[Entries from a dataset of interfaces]

○ ○ ○ ○ ○

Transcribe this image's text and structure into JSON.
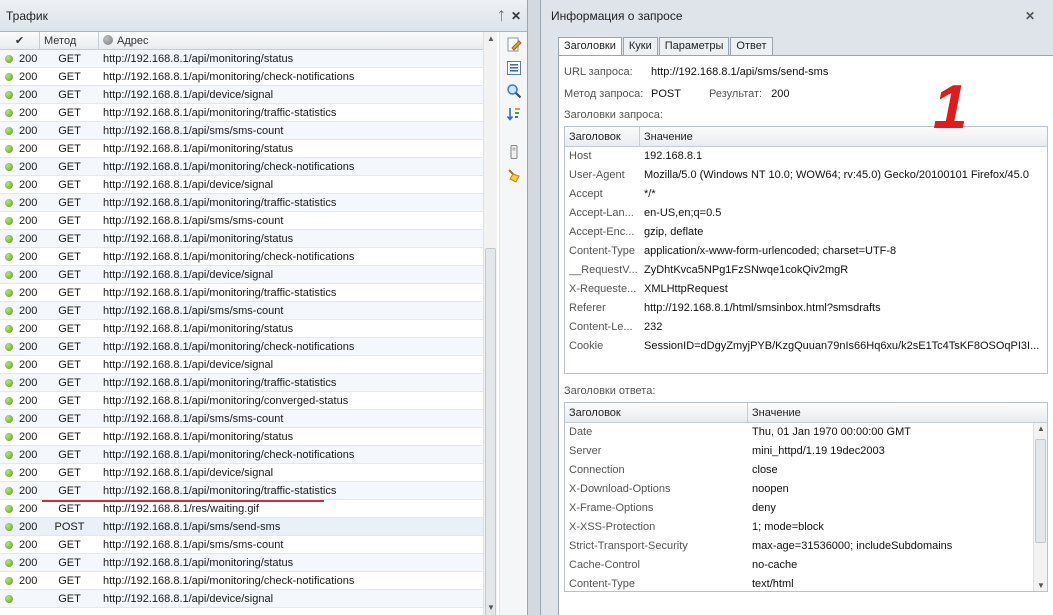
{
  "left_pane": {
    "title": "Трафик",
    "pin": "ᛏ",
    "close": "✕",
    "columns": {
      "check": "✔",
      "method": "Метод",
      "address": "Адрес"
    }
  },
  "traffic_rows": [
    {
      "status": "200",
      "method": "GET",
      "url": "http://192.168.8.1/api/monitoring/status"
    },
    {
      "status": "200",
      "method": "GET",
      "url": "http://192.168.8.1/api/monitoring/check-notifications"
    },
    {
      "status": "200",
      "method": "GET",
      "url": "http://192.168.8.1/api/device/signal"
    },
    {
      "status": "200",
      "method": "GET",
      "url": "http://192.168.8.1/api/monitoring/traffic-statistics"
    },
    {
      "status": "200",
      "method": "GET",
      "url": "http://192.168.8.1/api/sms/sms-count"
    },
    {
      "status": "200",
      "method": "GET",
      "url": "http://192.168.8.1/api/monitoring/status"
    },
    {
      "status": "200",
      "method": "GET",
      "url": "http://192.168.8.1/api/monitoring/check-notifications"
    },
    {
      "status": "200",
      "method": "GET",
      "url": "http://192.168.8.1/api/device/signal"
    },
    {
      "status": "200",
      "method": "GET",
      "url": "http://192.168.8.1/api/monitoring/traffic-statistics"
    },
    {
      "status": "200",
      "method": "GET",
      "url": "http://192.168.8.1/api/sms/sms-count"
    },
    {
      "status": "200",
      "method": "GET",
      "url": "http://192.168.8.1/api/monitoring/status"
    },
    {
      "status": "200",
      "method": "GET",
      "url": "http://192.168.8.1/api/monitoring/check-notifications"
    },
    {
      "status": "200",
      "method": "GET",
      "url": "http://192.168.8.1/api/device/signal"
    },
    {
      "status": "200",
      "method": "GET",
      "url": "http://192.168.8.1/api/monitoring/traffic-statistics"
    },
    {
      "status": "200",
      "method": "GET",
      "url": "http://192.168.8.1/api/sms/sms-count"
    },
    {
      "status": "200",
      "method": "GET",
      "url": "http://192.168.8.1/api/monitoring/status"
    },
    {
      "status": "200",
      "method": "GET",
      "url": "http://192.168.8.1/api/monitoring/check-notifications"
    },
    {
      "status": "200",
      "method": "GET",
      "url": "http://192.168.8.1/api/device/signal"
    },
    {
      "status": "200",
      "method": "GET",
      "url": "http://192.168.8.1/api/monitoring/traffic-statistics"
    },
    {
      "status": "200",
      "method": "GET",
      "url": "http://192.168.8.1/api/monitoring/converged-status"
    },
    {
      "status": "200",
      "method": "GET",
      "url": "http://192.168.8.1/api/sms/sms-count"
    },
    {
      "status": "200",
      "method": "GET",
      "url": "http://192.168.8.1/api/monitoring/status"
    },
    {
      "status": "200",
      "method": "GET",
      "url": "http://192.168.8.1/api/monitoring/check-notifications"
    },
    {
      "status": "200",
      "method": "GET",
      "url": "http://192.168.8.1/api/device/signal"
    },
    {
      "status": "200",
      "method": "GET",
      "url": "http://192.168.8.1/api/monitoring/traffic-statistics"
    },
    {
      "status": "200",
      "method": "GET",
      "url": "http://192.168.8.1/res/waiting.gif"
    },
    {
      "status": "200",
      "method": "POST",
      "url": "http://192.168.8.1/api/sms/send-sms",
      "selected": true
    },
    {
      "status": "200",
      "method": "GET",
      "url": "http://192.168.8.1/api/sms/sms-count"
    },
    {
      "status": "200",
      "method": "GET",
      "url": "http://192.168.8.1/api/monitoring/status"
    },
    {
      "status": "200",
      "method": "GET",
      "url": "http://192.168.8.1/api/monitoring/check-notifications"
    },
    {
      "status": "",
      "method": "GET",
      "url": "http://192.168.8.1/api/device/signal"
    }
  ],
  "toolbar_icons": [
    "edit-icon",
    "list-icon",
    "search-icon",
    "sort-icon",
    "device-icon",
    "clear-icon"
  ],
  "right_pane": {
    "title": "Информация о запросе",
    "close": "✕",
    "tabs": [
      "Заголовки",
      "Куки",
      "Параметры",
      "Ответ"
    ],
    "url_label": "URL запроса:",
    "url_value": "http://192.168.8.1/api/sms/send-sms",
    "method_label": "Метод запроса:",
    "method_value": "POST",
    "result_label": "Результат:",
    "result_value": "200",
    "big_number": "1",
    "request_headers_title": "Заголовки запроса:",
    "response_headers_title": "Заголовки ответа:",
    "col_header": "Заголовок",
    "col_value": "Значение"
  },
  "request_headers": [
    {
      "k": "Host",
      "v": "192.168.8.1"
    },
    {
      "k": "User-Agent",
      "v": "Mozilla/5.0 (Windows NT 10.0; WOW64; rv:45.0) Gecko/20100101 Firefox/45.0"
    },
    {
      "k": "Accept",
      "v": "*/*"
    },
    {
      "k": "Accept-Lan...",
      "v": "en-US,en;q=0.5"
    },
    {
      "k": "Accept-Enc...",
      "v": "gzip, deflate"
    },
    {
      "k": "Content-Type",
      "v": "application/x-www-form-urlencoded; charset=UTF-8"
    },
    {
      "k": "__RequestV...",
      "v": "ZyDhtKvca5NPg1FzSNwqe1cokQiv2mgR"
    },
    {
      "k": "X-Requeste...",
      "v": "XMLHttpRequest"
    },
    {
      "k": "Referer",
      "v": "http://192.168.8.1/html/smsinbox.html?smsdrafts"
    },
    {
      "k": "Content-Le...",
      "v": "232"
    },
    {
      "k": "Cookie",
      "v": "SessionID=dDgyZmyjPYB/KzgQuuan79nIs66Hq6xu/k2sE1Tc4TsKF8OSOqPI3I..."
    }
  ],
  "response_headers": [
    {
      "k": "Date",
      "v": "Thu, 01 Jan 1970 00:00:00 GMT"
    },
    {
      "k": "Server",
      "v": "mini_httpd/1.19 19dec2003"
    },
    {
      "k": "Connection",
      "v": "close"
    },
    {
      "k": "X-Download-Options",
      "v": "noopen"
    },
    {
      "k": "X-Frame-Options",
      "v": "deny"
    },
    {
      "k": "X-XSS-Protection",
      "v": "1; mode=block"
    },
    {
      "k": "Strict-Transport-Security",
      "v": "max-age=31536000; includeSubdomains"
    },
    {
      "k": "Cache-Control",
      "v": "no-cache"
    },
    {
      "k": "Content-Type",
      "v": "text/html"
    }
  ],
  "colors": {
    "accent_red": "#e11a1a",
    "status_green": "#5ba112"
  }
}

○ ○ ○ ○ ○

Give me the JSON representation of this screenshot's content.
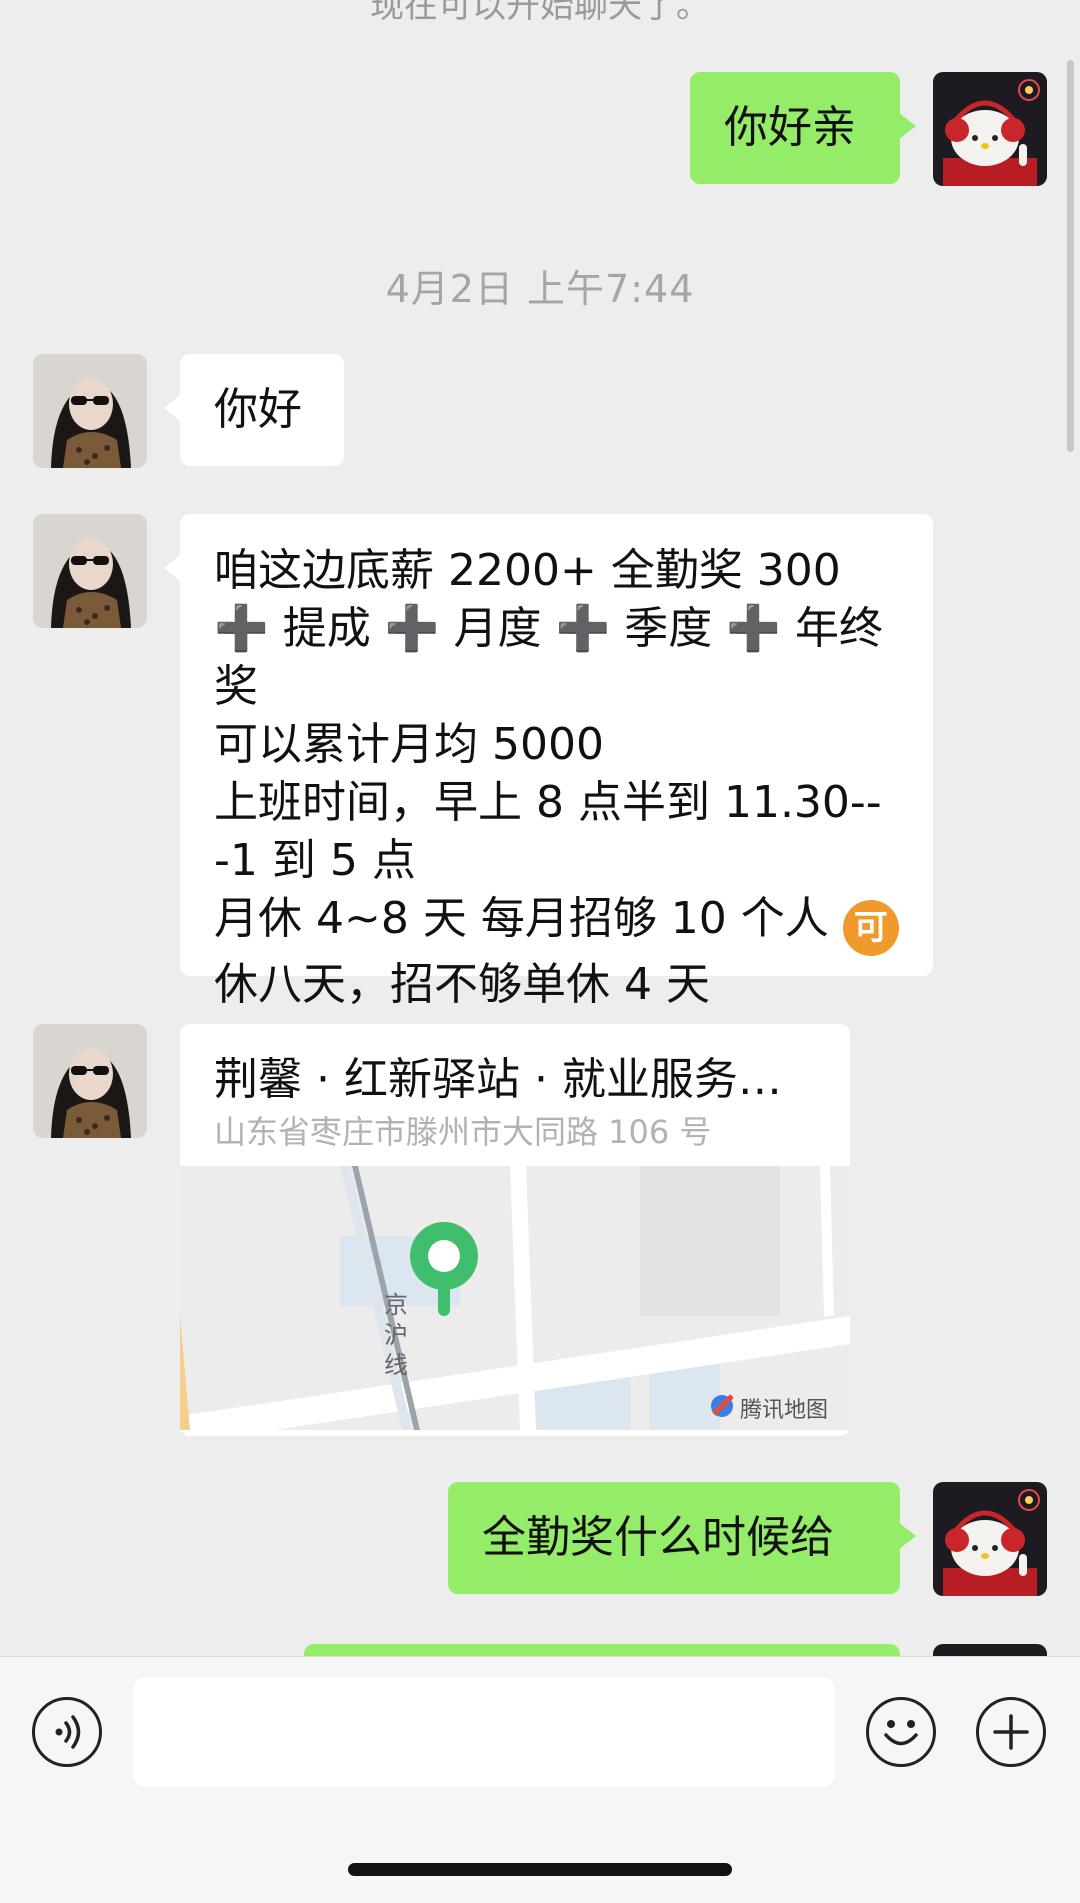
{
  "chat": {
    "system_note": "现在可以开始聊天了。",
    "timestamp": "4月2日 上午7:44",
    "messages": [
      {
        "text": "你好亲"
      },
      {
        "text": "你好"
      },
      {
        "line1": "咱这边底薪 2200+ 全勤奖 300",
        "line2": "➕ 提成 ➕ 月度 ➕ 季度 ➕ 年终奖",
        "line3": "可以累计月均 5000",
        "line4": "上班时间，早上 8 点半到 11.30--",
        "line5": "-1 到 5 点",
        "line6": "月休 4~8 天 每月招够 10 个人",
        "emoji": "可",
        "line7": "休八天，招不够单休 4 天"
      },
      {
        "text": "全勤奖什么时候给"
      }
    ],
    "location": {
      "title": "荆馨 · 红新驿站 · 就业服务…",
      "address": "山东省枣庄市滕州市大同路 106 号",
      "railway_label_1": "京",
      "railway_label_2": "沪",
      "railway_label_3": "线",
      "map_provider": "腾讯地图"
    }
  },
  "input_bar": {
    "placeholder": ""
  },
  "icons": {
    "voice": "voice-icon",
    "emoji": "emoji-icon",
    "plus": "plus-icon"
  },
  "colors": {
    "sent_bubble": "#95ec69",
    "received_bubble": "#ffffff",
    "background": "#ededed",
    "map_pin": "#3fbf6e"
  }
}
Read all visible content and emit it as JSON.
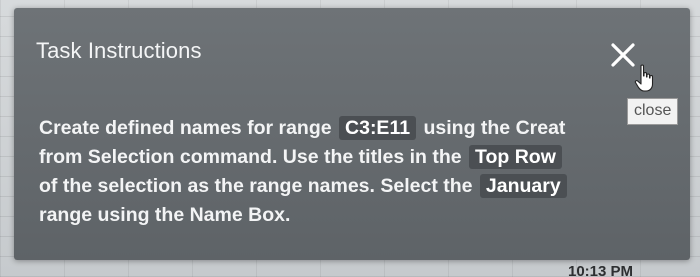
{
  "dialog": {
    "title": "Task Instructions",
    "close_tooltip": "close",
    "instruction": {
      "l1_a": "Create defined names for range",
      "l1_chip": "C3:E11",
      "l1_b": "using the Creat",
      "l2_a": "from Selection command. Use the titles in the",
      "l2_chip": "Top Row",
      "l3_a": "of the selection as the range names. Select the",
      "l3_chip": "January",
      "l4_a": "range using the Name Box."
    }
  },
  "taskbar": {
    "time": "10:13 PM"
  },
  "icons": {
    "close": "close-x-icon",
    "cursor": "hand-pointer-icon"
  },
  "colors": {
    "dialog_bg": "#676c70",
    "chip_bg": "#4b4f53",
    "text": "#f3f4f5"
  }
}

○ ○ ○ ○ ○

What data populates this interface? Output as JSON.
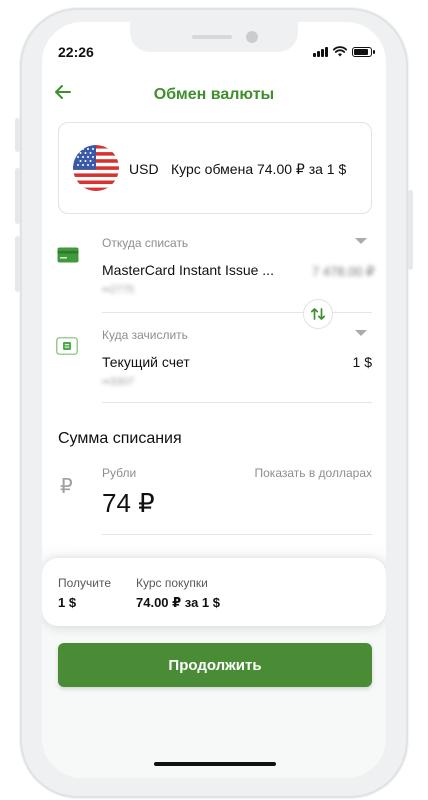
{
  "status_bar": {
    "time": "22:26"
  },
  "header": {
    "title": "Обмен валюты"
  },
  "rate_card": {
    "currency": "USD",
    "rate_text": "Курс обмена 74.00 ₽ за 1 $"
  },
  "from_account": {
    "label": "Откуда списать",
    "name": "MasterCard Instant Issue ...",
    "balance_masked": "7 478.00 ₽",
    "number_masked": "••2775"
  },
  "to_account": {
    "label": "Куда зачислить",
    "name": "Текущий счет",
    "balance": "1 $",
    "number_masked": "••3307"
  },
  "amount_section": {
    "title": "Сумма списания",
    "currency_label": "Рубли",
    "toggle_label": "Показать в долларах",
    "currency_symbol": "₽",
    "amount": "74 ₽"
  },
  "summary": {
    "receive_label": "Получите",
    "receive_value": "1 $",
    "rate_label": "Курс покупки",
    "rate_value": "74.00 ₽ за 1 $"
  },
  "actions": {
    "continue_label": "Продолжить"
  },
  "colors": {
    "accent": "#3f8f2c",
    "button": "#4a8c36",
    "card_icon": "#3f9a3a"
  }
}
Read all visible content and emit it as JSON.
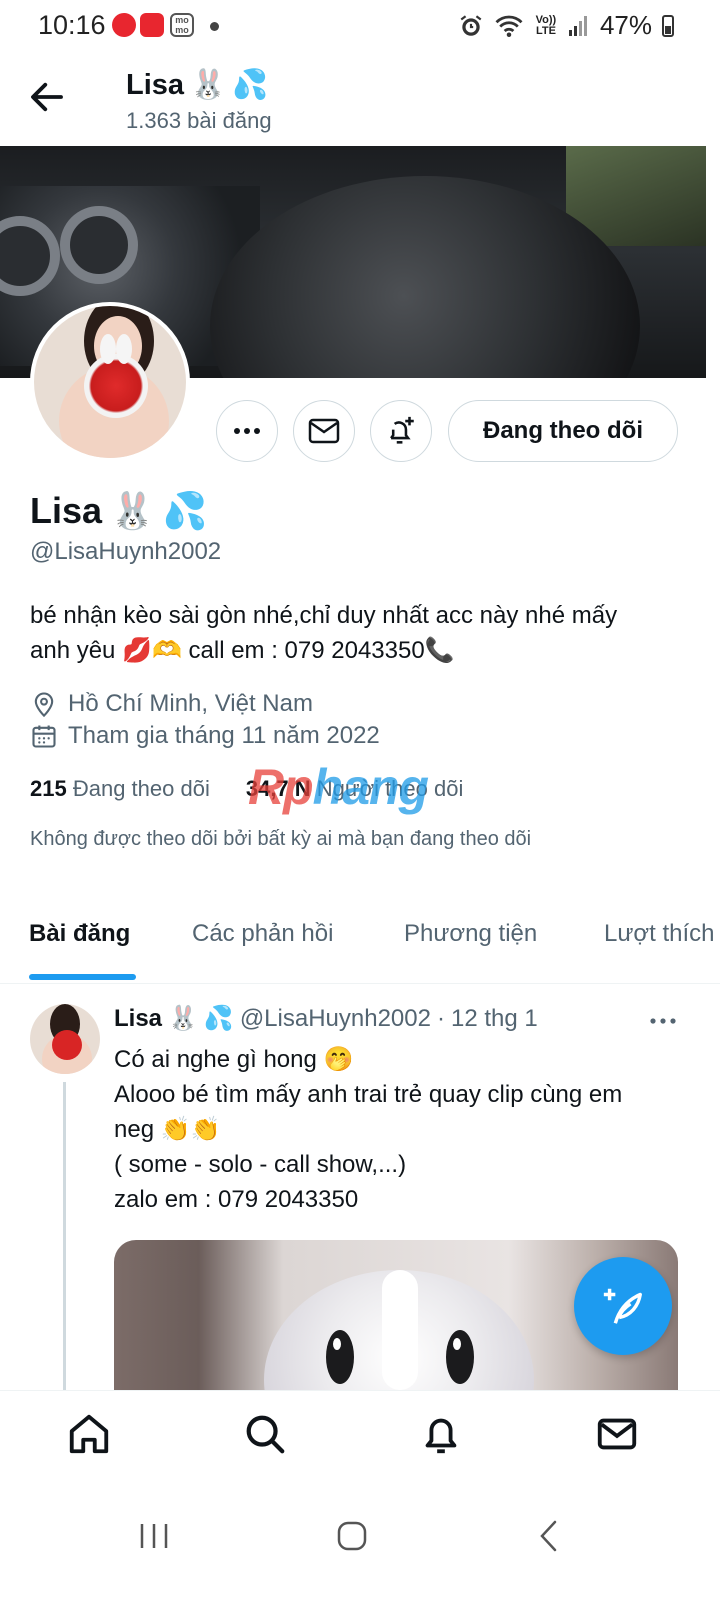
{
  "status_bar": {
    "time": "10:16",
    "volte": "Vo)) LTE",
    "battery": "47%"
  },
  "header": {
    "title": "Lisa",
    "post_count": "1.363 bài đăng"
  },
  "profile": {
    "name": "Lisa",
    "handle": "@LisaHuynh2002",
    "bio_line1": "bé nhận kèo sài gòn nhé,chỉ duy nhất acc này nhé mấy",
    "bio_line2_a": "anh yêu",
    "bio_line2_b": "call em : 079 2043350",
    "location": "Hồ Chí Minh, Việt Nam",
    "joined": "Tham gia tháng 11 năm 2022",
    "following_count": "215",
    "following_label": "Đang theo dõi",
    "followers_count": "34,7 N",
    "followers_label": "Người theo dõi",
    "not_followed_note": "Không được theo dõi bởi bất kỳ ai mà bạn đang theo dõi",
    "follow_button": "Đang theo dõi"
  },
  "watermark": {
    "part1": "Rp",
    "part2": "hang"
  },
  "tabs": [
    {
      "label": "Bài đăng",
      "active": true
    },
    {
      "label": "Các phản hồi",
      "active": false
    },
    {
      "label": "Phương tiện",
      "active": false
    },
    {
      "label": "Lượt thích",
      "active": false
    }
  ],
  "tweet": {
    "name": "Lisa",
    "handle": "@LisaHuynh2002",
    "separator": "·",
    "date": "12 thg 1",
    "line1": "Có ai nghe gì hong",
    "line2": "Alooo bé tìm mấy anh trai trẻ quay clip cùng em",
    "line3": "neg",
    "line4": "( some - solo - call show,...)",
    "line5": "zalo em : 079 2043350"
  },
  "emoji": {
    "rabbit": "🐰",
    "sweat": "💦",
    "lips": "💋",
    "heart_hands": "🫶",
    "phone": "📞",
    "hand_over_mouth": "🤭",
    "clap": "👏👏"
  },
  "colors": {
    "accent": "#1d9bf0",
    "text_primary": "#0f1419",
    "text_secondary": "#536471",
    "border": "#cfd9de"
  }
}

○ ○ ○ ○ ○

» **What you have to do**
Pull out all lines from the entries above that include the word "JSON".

» **Written solution**
Transcribe this image's text and structure into JSON.
Give me the JSON representation of this screenshot's content.
Read all visible content and emit it as JSON.
What data populates this interface? Output as JSON.
Read all visible content and emit it as JSON.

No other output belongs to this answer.